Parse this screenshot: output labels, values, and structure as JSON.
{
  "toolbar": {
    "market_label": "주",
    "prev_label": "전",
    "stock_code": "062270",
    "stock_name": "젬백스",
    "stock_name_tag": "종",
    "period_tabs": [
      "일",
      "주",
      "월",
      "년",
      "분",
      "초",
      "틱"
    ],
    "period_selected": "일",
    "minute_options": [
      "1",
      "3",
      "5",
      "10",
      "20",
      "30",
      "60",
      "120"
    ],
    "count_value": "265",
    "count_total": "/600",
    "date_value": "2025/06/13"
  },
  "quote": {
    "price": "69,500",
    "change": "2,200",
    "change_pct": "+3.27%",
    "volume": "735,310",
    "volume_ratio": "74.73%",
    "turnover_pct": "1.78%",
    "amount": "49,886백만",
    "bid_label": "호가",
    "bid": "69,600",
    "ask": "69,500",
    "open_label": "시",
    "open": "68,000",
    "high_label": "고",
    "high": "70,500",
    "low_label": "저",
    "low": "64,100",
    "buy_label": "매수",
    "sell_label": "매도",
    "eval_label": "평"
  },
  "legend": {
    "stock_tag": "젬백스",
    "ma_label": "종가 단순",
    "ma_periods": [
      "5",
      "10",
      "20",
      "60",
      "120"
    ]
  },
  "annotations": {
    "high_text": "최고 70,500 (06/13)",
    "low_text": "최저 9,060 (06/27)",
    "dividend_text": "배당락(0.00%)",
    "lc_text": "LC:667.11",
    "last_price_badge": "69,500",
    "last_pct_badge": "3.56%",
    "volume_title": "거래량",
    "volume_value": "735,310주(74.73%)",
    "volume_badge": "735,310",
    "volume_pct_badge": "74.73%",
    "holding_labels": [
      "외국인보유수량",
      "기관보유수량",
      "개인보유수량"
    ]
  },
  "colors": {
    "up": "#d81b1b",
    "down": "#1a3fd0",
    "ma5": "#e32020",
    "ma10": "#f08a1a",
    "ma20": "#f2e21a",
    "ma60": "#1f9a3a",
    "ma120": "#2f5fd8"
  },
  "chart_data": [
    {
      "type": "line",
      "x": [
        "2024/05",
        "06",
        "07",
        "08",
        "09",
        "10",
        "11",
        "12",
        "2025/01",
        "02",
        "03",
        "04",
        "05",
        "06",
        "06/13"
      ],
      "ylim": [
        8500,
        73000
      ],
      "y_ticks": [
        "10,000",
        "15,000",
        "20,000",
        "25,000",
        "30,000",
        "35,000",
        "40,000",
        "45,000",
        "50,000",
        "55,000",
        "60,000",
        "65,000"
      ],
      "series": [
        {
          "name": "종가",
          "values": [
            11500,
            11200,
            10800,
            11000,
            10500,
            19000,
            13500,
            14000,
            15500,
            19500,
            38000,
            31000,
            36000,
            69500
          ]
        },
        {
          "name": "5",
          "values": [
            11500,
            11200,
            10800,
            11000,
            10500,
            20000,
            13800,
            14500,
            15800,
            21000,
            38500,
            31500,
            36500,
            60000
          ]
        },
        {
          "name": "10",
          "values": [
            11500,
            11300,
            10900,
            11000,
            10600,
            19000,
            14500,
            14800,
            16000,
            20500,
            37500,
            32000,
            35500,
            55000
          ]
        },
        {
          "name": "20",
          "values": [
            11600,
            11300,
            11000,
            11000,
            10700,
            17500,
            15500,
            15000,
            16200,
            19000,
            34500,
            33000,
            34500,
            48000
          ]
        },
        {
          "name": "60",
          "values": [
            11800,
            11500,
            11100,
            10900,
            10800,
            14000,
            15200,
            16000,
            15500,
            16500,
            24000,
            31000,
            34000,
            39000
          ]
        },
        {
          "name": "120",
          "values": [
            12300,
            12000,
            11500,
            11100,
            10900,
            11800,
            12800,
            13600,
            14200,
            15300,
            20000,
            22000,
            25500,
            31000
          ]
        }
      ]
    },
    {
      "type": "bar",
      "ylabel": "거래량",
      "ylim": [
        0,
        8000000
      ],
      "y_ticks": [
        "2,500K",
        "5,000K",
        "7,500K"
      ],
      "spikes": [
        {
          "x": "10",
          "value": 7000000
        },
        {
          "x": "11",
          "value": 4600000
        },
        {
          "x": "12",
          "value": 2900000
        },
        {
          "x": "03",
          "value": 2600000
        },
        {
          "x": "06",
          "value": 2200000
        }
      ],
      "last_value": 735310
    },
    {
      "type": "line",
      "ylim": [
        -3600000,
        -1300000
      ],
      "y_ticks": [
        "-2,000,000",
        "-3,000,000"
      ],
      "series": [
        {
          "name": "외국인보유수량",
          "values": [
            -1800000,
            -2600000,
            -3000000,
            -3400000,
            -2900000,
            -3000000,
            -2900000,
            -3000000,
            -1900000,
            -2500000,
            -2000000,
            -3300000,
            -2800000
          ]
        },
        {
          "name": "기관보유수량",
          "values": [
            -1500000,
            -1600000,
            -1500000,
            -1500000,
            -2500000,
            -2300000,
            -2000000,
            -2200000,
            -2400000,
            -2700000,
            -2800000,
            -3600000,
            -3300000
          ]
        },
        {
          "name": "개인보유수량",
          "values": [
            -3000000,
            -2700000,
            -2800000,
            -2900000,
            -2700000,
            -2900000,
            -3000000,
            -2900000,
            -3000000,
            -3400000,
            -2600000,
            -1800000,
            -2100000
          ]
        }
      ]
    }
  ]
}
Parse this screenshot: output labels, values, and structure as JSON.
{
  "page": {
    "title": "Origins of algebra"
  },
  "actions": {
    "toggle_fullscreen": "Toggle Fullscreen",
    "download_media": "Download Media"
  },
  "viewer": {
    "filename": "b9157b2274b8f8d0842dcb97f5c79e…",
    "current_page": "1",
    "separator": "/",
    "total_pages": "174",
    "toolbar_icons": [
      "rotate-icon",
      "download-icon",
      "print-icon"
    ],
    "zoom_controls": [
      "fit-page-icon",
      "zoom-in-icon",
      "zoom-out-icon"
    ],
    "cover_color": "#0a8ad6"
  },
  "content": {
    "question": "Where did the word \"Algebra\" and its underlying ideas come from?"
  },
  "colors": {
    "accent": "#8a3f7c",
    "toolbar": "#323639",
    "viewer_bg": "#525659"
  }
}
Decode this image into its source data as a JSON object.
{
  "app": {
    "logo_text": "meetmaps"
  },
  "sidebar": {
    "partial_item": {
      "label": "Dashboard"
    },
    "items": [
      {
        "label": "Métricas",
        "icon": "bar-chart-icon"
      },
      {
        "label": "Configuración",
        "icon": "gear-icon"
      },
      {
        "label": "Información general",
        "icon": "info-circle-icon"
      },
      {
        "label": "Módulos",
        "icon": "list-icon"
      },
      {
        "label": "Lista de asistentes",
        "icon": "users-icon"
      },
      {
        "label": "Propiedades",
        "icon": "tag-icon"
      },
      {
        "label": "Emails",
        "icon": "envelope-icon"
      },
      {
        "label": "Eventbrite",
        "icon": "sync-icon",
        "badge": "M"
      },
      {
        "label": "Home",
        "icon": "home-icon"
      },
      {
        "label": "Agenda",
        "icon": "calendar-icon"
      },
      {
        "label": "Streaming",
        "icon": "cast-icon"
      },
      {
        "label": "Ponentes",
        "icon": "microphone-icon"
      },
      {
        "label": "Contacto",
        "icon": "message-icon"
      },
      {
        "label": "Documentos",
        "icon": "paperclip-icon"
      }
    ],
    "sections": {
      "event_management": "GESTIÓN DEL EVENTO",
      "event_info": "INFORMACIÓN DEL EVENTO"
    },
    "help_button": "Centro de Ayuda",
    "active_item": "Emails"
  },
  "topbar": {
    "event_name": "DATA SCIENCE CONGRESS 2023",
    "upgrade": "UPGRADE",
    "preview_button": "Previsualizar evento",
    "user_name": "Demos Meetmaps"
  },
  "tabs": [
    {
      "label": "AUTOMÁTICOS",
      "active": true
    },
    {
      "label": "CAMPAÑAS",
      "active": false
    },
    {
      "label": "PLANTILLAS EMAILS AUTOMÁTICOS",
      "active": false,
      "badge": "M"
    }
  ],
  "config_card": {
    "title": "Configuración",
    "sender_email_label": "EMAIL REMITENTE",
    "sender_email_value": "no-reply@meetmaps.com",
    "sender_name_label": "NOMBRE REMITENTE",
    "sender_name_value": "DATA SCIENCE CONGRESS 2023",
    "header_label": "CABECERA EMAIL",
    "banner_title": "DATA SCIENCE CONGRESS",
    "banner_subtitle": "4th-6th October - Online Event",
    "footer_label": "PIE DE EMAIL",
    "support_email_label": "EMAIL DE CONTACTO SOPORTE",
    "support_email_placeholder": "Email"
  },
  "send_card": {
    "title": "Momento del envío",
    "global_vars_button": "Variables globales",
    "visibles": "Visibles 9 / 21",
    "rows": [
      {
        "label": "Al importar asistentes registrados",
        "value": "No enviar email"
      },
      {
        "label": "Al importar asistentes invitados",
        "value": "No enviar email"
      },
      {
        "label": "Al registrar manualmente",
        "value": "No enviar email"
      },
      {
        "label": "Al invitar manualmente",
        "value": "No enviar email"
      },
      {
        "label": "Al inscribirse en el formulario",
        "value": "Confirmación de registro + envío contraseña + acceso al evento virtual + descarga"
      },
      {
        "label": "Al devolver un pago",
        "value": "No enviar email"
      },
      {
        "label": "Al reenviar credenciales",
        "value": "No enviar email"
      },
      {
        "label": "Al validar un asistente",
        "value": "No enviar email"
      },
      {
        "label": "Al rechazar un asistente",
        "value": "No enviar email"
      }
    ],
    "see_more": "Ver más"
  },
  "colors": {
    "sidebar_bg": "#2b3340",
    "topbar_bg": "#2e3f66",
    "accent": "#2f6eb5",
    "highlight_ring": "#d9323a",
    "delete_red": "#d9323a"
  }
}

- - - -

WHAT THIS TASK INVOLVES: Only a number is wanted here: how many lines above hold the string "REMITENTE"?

YOUR SOLUTION: 2